I also received lots of feed back raising concerns about needs being met and flexibility to meet those needs, as well as direct responses saying ‘not my child’ or ‘not for me’.  Again, thank you to everyone who took the time to respond and discuss further towards helping me understand.

All in all though, it was a positive exercise and I have reflected on how to move forward with the idea and have decided the following:

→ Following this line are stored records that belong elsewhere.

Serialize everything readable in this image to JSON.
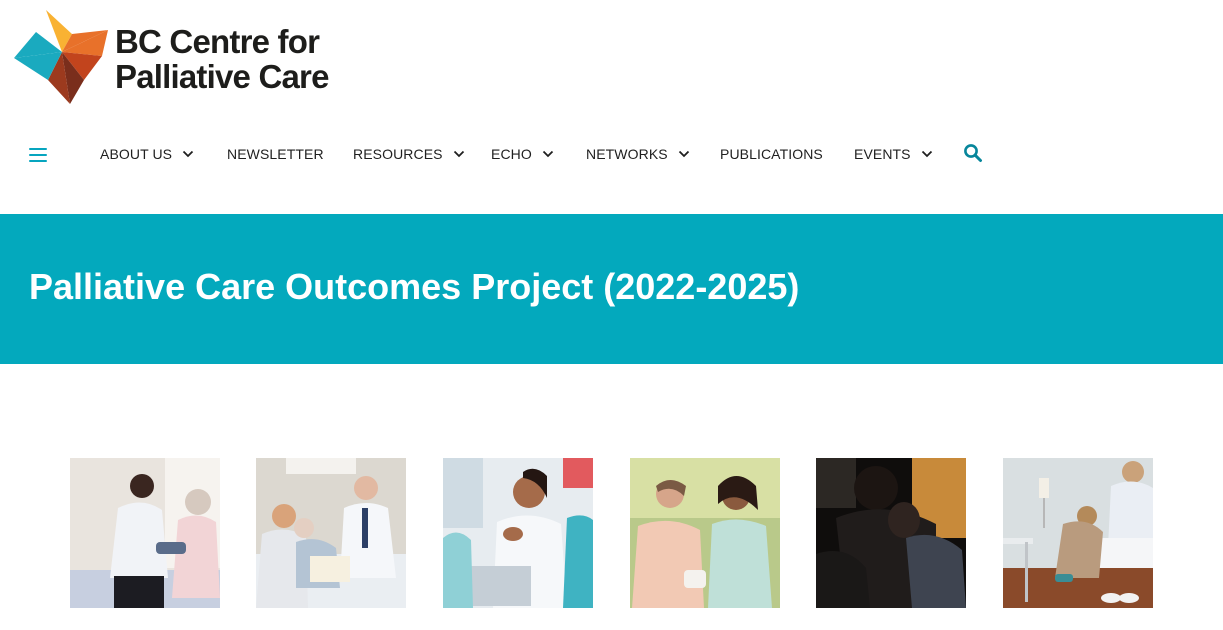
{
  "logo": {
    "line1": "BC Centre for",
    "line2": "Palliative Care",
    "colors": [
      "#f9b233",
      "#e8712a",
      "#c2441d",
      "#7a2e1c",
      "#1aaabf"
    ]
  },
  "nav": {
    "menu_icon": "hamburger-icon",
    "items": [
      {
        "label": "ABOUT US",
        "has_dropdown": true
      },
      {
        "label": "NEWSLETTER",
        "has_dropdown": false
      },
      {
        "label": "RESOURCES",
        "has_dropdown": true
      },
      {
        "label": "ECHO",
        "has_dropdown": true
      },
      {
        "label": "NETWORKS",
        "has_dropdown": true
      },
      {
        "label": "PUBLICATIONS",
        "has_dropdown": false
      },
      {
        "label": "EVENTS",
        "has_dropdown": true
      }
    ],
    "search_icon": "search-icon",
    "accent": "#07a5bf"
  },
  "banner": {
    "title": "Palliative Care Outcomes Project (2022-2025)",
    "bg": "#03a9bd"
  },
  "photos": [
    {
      "name": "nurse-with-elderly-patient-photo"
    },
    {
      "name": "doctor-visiting-patient-in-bed-photo"
    },
    {
      "name": "clinician-discussion-photo"
    },
    {
      "name": "caregiver-with-senior-woman-photo"
    },
    {
      "name": "dark-portrait-embrace-photo"
    },
    {
      "name": "caregiver-helping-with-slippers-photo"
    }
  ]
}
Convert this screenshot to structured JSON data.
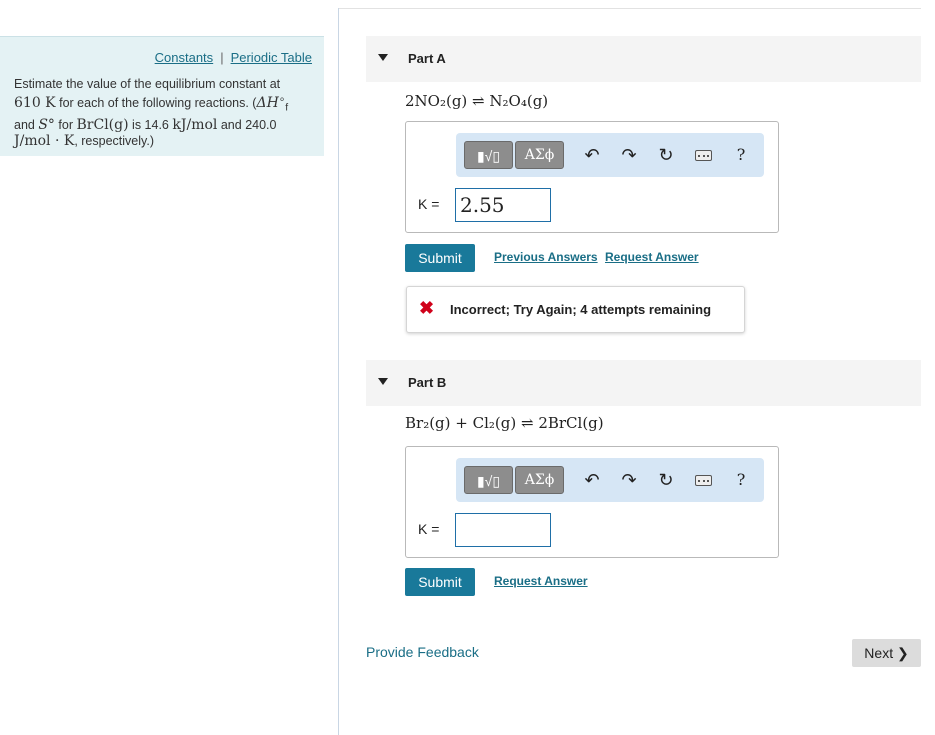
{
  "sidebar": {
    "constants_link": "Constants",
    "separator": "|",
    "periodic_table_link": "Periodic Table",
    "prompt": {
      "l1": "Estimate the value of the equilibrium constant at",
      "temp": "610 K",
      "l2a": "for each of the following reactions. (",
      "dhf": "ΔH",
      "dhf_sup": "∘",
      "dhf_sub": "f",
      "l3a": "and",
      "s": "S°",
      "l3b": "for",
      "species": "BrCl(g)",
      "l3c": "is 14.6",
      "unit1": "kJ/mol",
      "l3d": "and 240.0",
      "unit2": "J/mol · K",
      "l4": ", respectively.)"
    }
  },
  "parts": [
    {
      "title": "Part A",
      "equation": "2NO₂(g) ⇌ N₂O₄(g)",
      "k_label": "K =",
      "k_value": "2.55",
      "submit": "Submit",
      "links": [
        "Previous Answers",
        "Request Answer"
      ],
      "feedback": "Incorrect; Try Again; 4 attempts remaining"
    },
    {
      "title": "Part B",
      "equation": "Br₂(g) + Cl₂(g) ⇌ 2BrCl(g)",
      "k_label": "K =",
      "k_value": "",
      "submit": "Submit",
      "links": [
        "Request Answer"
      ]
    }
  ],
  "toolbar": {
    "templates": "▮√▯",
    "greek": "ΑΣϕ",
    "undo": "↶",
    "redo": "↷",
    "reset": "↻",
    "help": "?"
  },
  "footer": {
    "provide_feedback": "Provide Feedback",
    "next": "Next ❯"
  },
  "colors": {
    "accent": "#19799a",
    "link": "#1a6e86",
    "panel_bg": "#e4f2f4",
    "error": "#d0021b"
  }
}
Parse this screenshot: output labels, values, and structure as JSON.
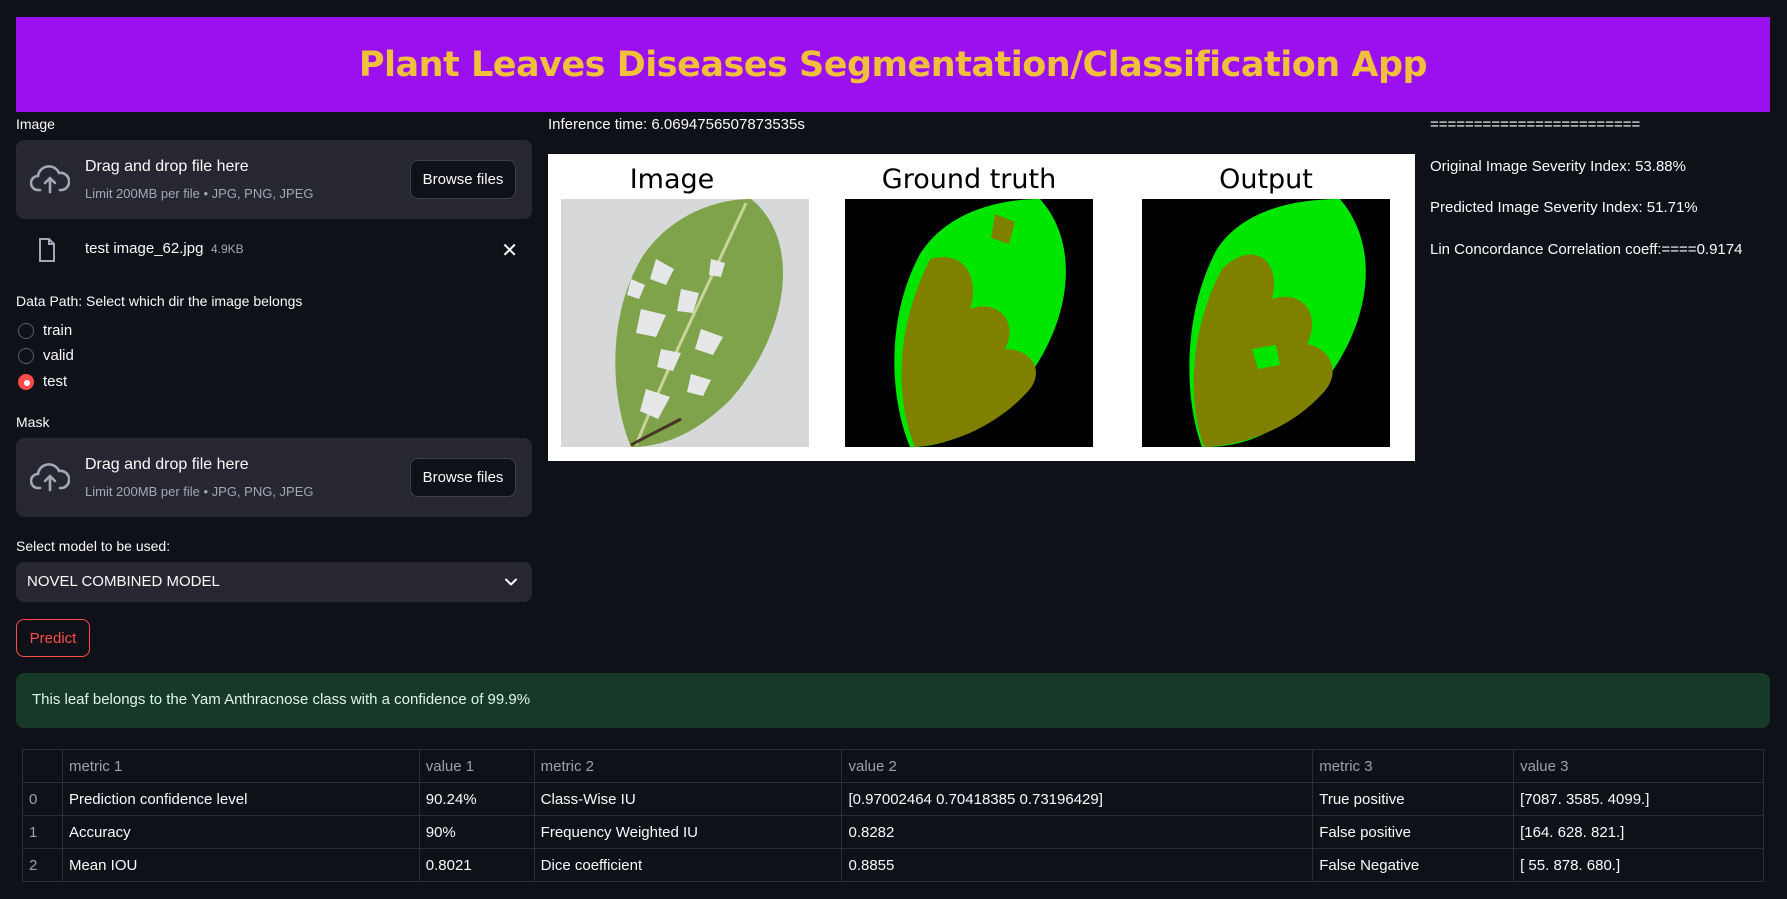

  • To move ahead slowly – yes I would like to pursue this concept, however, to start with small adventures in the UK for level 1 and 2 ASD initially before making opportunities available for level 3 ASD (please see note (i) below).  If you are a parent/carer or an adult with ASD and you are interested, please use the contact form in the menu above and let me know.
  • To raise awareness for the benefits of travel within the autism community whilst at the same time for me to gain a better understanding of how best this service can meet needs.
  • I will pursue grants and funding applications in the medium term, however, I want to start putting greater focus on fundraising and PR this year.  Any help in this would be greatly appreciated!
  • Again in the medium term, I will look into setting up a subscription quarterly specifically on the subject of adventure, travel and overcoming challenges with disabilities as well as the carers who support these inspiring feats.  The current title for this quarterly is ‘The Big Challenge’.  If you have a story of overcoming challenges with a disability, I would love to hear from you.
  • ‘The Book’ on our adventure through Africa will obviously play into all of this.  I am chipping away at it, however, I still haven’t successfully pulled apart the 3 stories (Sofia, myself and the motorbike) to make a single narrative that is readable.  As I have also mentioned about a year ago, there is a second book that will be a Fantasy abstract of Sofia’s journey which both Sofia and I are working on, but remains a lower priority and will be many years in the making (it will be really good though!)

In the long-term, I have big ideas for AWA and what we can do for people with ASD but first one has to learn to walk before they can run!

Thank you for your continued support.

VirginMoney Giving 

Paypal (coming soon)

 

Notes:

(i)  Levels one, two and three is a needs based system to determine the support needs of the individual where levels are clearly defined and we can use this as a guide in understanding needs and capabilities. People may be more familiar with high, medium and low functioning as descriptors of ability level and therefore support needs.